We use cookies to provide you with a better experience. If you continue to use this site, we'll assume you're happy with this. Alternatively, click here to find out how to manage these cookies

hide cookie message
80,259 News Articles

Satellite solutions for rural users

Remote locations offered broadband hope

Everywhere! Broadband today launched its satellite broadband service in a bid to bring high-speed internet access to those homes left in the cold by other services.

Satellite broadband services are available to the whole of the country as, unlike ADSL or cable, they are not limited by the speed of BT’s roll-out or the location of the customer’s house. Using Eutelstat’s Open Sky technology, which transmits data around the world, any user who wishes to sign up to the service will be set up with a satellite receiver, similar to those used for Sky television services.

The one-way service allows users to enjoy download speeds of around 500Kbps (kilobits per second) (maximum speed around 1Mbps — megabits per second), but users will need to use a dialup connection for uploading data, which will be limited to around 56Kbps.

“Two-way satellite services cost thousands of pounds to set up, require hefty equipment and each user needs a transmission licence. Such services really aren’t designed for home users,” said Graham Roberts, managing director of Everywhere! Broadband.

The service will cost £19.99 per month (plus telephone costs for uploading information), or £32.85 a month, which includes these additional charges, as well as a one-off installation fee of £99. This is still cheaper than many of its competitors.

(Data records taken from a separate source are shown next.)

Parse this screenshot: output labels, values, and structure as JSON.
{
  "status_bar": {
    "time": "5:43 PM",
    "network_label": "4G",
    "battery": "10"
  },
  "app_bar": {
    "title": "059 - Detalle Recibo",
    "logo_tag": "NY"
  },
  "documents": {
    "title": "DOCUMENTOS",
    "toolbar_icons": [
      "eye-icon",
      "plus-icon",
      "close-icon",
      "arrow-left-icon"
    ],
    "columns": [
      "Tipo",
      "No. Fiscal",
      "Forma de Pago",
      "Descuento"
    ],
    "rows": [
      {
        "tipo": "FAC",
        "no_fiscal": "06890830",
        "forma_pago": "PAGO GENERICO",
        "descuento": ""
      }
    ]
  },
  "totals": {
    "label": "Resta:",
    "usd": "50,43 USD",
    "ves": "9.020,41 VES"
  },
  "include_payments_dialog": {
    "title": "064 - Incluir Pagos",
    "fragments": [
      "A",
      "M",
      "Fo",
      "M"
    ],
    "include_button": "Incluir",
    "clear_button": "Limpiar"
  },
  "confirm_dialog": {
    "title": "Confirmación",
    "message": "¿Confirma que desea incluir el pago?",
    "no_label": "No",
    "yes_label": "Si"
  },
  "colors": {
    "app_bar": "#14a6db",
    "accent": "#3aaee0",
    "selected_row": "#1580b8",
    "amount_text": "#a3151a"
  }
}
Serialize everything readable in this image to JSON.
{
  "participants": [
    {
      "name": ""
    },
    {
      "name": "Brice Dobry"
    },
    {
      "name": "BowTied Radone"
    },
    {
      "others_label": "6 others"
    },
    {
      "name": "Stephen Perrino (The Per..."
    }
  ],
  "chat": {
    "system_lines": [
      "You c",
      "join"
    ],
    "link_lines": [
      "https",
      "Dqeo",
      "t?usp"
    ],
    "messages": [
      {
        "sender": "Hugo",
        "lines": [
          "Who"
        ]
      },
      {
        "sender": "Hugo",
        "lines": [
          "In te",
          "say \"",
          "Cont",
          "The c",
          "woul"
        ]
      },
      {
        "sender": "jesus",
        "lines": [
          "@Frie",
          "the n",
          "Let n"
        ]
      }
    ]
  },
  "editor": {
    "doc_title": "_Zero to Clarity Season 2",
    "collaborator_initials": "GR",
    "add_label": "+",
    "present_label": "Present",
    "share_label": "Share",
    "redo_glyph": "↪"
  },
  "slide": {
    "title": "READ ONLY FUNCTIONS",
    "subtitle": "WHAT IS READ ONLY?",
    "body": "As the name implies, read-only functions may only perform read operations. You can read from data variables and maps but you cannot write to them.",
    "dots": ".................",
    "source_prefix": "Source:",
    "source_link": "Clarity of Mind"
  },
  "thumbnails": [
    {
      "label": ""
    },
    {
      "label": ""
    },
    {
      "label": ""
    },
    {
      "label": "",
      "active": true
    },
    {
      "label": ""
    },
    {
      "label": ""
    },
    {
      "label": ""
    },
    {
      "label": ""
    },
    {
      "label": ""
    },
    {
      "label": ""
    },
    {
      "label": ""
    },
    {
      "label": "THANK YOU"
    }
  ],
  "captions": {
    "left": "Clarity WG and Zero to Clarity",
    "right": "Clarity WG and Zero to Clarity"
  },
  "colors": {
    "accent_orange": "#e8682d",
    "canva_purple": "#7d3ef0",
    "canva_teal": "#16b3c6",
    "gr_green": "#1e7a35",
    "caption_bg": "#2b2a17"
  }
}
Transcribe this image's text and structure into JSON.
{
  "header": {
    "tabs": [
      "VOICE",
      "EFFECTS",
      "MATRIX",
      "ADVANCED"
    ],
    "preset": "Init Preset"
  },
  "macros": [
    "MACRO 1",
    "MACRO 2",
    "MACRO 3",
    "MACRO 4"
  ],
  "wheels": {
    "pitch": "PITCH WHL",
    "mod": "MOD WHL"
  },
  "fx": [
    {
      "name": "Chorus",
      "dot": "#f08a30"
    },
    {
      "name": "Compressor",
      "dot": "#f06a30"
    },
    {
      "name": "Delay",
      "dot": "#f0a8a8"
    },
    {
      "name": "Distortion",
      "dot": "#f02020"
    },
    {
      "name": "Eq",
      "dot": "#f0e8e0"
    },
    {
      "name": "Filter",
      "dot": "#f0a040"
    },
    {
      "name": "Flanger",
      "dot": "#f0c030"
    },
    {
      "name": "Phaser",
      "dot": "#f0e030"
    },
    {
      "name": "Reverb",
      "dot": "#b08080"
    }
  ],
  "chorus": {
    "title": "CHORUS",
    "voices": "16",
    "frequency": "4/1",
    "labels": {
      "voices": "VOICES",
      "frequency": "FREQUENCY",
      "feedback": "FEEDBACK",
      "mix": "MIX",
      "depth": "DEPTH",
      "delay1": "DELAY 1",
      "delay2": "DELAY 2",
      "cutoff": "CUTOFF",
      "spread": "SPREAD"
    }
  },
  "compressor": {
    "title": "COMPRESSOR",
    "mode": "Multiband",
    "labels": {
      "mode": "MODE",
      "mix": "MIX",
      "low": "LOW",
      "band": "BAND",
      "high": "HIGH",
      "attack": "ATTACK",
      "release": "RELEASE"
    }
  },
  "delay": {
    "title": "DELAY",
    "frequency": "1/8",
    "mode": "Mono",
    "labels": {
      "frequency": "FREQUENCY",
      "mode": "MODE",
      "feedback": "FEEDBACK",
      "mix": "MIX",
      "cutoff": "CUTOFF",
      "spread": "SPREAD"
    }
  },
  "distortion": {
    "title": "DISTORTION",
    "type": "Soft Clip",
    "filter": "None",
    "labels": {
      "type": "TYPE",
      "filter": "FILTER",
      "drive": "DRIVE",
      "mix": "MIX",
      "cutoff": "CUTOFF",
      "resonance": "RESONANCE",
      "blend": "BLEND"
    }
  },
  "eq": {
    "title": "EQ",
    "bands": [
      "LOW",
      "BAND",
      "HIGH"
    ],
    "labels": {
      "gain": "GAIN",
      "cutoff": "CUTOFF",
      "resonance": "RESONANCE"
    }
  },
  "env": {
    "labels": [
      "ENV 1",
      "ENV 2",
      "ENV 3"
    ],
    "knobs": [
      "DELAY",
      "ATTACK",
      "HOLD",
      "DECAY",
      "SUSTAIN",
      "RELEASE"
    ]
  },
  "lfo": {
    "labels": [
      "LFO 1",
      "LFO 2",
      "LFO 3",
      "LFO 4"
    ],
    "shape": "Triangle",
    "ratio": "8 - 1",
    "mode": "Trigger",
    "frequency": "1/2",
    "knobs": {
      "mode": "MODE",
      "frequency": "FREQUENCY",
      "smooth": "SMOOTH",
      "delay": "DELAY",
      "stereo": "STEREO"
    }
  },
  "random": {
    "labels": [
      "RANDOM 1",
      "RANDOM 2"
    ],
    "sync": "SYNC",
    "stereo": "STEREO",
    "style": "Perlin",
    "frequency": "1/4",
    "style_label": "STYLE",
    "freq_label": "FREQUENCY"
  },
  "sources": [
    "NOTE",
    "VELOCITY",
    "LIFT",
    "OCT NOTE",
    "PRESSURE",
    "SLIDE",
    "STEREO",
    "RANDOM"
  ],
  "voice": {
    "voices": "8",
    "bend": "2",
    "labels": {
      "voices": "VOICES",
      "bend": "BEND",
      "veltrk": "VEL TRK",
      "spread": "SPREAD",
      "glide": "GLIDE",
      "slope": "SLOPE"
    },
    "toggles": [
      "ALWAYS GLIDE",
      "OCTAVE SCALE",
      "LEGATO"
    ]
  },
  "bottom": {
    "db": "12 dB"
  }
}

“One-way services should be affordable to home users. The problem seems to be that companies simply haven’t set up their services effectively to create a mass market proposition,” said Roberts.

Although the communication data is not encrypted, Roberts said it is completely secure, as each antennae (or mini satellite dish) installed will contain an individual IP address, making it difficult for hackers to break into the network using a home-made antennae.

The first customers will be connected by the end of the year. Anyone wishing to register the service can sign up here.

Meanwhile, satellite broadband provider Isotrenic Broadband also launched a one-way service on Monday. Users will be charged a monthly subscription fee of £30 (and must sign up for a minimum of one year) plus a one-off payment of £45 installation and a rather off-putting £245 for all equipment.

IDG UK Sites

iPad mini 3 vs iPad mini 2 comparison: New iPad mini 3 isn't worth £80 more

IDG UK Sites

Why you shouldn't buy the iPad mini 3: No wonder Apple gave it 10 seconds of stage time

IDG UK Sites

View an animated vision of a better future for Ethiopian girls

IDG UK Sites

Should I upgrade from Mavericks to OS X 10.10 Yosemite? What you need to know before updating to...